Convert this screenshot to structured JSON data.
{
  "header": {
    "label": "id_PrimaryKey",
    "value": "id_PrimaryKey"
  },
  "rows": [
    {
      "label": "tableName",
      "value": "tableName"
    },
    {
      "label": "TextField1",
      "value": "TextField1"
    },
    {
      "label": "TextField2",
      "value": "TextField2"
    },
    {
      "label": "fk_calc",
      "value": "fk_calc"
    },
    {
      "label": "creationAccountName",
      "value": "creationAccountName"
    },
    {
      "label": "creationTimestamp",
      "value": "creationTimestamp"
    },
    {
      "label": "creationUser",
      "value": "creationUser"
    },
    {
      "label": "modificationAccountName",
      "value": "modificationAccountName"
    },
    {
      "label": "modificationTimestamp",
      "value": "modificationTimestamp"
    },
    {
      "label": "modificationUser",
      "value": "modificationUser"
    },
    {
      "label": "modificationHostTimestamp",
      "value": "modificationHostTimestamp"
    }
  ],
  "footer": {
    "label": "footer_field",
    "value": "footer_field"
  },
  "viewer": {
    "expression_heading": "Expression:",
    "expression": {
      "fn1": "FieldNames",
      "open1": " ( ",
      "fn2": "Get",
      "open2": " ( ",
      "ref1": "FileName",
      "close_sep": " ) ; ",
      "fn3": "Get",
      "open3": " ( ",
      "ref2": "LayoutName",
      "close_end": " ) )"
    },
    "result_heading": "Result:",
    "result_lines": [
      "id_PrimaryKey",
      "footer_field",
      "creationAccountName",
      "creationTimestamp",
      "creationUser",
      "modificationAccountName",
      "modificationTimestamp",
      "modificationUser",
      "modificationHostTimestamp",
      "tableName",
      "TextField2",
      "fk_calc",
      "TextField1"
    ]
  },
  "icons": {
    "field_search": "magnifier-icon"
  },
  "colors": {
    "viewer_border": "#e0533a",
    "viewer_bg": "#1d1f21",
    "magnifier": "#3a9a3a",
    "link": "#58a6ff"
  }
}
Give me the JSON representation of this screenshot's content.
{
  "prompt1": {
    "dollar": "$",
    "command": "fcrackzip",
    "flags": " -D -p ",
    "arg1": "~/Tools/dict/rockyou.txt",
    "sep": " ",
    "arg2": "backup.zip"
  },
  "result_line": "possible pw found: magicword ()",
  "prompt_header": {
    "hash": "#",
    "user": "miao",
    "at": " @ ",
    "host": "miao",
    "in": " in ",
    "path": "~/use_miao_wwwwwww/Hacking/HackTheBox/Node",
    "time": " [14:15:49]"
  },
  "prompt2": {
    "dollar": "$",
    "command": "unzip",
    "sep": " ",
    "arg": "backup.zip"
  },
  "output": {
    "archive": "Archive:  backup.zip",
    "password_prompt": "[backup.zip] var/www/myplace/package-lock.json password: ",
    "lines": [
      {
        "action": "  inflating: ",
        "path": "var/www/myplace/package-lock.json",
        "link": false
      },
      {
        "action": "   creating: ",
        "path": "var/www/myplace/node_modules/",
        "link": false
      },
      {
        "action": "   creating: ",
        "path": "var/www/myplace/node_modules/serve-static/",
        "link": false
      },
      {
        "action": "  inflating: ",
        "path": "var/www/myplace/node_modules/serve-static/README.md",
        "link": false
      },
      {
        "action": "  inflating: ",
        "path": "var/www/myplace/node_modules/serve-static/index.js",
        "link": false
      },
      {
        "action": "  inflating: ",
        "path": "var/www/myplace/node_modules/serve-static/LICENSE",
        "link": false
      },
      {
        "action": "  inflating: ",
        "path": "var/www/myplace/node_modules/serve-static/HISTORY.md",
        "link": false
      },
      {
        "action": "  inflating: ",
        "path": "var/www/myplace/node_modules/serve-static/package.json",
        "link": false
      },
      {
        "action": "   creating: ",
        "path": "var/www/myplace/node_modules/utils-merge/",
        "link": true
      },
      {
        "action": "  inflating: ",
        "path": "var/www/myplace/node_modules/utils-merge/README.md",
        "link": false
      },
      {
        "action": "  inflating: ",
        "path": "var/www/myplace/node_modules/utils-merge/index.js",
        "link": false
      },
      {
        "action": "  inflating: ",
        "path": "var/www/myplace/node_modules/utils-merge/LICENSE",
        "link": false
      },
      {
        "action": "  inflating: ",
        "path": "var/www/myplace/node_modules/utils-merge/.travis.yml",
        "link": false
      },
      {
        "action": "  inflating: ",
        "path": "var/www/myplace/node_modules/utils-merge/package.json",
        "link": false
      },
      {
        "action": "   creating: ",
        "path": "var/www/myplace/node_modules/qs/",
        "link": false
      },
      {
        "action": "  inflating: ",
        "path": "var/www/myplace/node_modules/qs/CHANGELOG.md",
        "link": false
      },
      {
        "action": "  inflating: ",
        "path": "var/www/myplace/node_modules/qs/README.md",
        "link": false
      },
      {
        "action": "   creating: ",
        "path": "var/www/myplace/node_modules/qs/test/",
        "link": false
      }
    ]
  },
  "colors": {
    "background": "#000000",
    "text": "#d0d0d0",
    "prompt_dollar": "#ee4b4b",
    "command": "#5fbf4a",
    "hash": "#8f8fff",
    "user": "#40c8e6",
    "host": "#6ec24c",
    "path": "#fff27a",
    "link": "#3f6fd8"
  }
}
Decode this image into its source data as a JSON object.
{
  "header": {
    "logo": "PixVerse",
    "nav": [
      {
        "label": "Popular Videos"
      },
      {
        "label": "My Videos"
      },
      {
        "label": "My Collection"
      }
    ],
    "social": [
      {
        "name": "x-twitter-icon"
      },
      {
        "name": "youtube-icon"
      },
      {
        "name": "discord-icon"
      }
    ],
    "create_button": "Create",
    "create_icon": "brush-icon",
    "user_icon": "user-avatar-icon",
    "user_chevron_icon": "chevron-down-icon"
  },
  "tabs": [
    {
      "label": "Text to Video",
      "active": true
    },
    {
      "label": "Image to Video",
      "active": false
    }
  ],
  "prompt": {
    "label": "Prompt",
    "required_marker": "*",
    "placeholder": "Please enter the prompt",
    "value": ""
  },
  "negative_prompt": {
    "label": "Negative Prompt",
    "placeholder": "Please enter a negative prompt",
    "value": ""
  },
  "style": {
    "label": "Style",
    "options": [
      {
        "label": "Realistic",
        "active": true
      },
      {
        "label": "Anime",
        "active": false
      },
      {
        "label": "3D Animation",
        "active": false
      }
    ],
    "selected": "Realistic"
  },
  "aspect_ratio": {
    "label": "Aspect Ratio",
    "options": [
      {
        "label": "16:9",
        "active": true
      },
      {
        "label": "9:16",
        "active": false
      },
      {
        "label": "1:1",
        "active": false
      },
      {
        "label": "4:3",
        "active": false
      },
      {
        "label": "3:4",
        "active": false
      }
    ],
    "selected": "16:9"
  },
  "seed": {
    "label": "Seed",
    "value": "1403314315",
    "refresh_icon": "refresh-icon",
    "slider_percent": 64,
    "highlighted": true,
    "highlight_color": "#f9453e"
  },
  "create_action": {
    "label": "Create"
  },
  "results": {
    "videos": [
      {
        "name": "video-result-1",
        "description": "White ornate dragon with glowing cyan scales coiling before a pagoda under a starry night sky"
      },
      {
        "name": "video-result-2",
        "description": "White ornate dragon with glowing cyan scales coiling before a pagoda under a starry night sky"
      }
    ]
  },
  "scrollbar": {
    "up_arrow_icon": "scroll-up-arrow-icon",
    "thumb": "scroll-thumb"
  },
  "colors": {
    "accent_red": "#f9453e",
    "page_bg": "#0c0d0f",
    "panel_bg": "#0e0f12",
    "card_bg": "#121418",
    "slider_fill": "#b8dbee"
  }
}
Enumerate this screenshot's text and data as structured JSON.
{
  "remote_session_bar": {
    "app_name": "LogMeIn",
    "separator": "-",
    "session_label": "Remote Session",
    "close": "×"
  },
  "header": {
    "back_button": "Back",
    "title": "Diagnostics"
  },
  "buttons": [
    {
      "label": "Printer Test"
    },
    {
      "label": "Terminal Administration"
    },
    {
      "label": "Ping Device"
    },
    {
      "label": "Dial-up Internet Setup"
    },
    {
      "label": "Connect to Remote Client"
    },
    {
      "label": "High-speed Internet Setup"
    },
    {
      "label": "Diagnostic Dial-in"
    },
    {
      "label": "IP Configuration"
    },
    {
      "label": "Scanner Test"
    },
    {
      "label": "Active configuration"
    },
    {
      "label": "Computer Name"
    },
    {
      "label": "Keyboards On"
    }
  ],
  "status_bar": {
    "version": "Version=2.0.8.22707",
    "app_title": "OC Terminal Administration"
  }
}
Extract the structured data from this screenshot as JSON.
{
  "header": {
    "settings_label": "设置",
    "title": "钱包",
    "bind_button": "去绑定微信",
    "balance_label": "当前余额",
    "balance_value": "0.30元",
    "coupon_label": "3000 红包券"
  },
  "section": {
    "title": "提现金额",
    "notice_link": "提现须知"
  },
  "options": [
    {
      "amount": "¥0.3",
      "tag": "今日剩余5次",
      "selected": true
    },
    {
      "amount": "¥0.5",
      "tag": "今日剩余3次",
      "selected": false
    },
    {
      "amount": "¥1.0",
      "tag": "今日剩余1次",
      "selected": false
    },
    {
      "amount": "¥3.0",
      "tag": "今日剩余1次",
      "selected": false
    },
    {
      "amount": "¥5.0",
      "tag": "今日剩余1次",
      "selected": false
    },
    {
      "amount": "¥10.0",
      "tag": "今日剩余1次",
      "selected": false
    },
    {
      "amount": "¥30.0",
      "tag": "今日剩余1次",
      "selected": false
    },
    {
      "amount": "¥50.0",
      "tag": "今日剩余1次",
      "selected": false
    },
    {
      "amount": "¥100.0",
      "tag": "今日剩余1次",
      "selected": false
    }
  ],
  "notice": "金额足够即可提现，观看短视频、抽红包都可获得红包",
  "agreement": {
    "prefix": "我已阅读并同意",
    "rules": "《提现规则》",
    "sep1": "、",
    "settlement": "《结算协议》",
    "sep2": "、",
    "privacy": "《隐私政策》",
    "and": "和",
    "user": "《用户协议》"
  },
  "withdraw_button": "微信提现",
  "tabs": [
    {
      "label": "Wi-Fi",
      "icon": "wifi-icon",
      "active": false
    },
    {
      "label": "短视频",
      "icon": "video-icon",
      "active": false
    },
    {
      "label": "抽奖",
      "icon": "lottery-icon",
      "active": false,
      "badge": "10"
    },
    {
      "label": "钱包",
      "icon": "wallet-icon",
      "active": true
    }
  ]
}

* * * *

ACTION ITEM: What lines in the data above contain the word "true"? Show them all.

REPLY TO THE EXERCISE:
        "link": true
      "active": true
        "active": true
        "active": true
    "highlighted": true,
      "selected": true
      "active": true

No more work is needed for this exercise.